In any case, the model predicts a sudden drop in 2008 and 2009 to the level of 700, which has been followed by constant growth to the level 1050 in September 20009. Initially, we estimated the peak value in 2010 as 1800. But the last six months demonstrated the necessity to re-calibrate the model using new data. (In physics, even fundamental constants are under permanent re-estimation, and empirical and even fundamental models are constantly recalibrated.) Therefore, we also re-estimated coefficients in (1) to fit the last six S&P 500 (monthly) readings. The new model is as follows:

In any case, the model predicts a sudden drop in 2008 and 2009 to the level of 700, which has been followed by constant growth to the level 1050 in September 20009. Initially, we estimated the peak value in 2010 as 1800. But the last six months demonstrated the necessity to re-calibrate the model using new data. (In physics, even fundamental constants are under permanent re-estimation, and empirical and even fundamental models are constantly recalibrated.) Therefore, we also re-estimated coefficients in (1) to fit the last six S&P 500 (monthly) readings. The new model is as follows:

*Rp(t) = 135dln[N3(t+6)] - 0.17 (2),*Actually, we needed to reduce the coefficient of linear term from 165 to 135 with free term unchanged. Figure 2 depicts the updated prediction of the S&P 500 annual returns. The peak S&P 500 value in May 2010 should be 1425 (not 1800) if the future increment will be 46 points per month, as observed between March and September 2009.

Figure 2. Observed and predicted S&P 500 returns. The September level of S&P 500 index is 1057. The past six months are relatively well predicted.

**Conclusion**

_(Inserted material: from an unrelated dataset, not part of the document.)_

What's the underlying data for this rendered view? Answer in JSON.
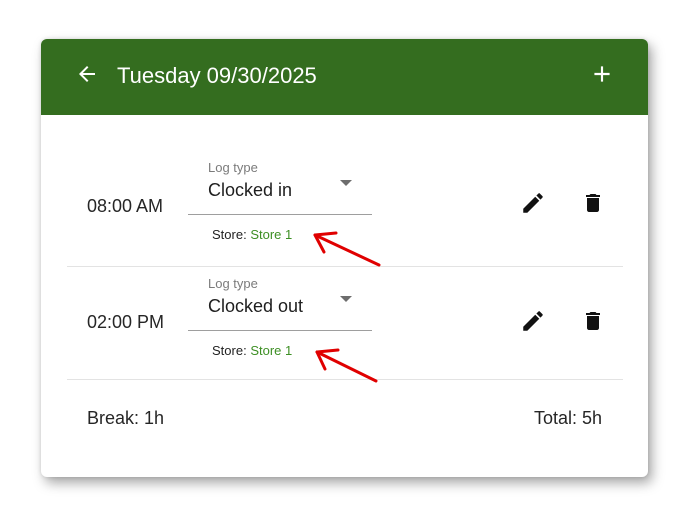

Between 1985 and 2009, the S&P 500 returns can be accurately described by population estimates. The model based on the number of 9-year-olds produces a time series which is cointegrated with the S&P 500 returns, i.e. reveals a weak causality, as proved by the cointegration tests.

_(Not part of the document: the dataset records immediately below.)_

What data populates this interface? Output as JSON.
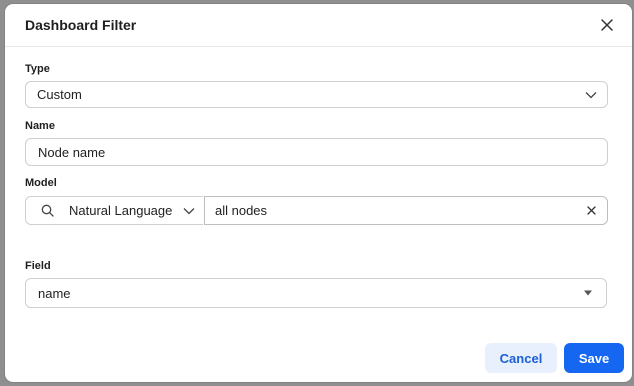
{
  "dialog": {
    "title": "Dashboard Filter"
  },
  "type": {
    "label": "Type",
    "value": "Custom"
  },
  "name": {
    "label": "Name",
    "value": "Node name"
  },
  "model": {
    "label": "Model",
    "mode": "Natural Language",
    "query": "all nodes"
  },
  "field": {
    "label": "Field",
    "value": "name"
  },
  "actions": {
    "cancel": "Cancel",
    "save": "Save"
  },
  "colors": {
    "primary": "#1566f0",
    "secondary_bg": "#e8f0fd"
  },
  "icons": {
    "close": "close-icon",
    "chevron": "chevron-down-icon",
    "search": "search-icon",
    "clear": "clear-icon",
    "caret": "caret-down-icon"
  }
}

The re-calibrated model predicts the continuation of S&P 500 growth into 2010 with the peak level of ~1400 in May. The annual returns will reach positive zone soon and also peak in May 2010 at the level of 50% to 70%.

**References**

[1] Kitov, I., Kitov, O., (2007). Exact prediction of S&P 500 returns, MPRA Paper 6056, University Library of Munich, Germany, http://ideas.repec.org/p/pra/mprapa/6056.html

## No comments:

## Post a Comment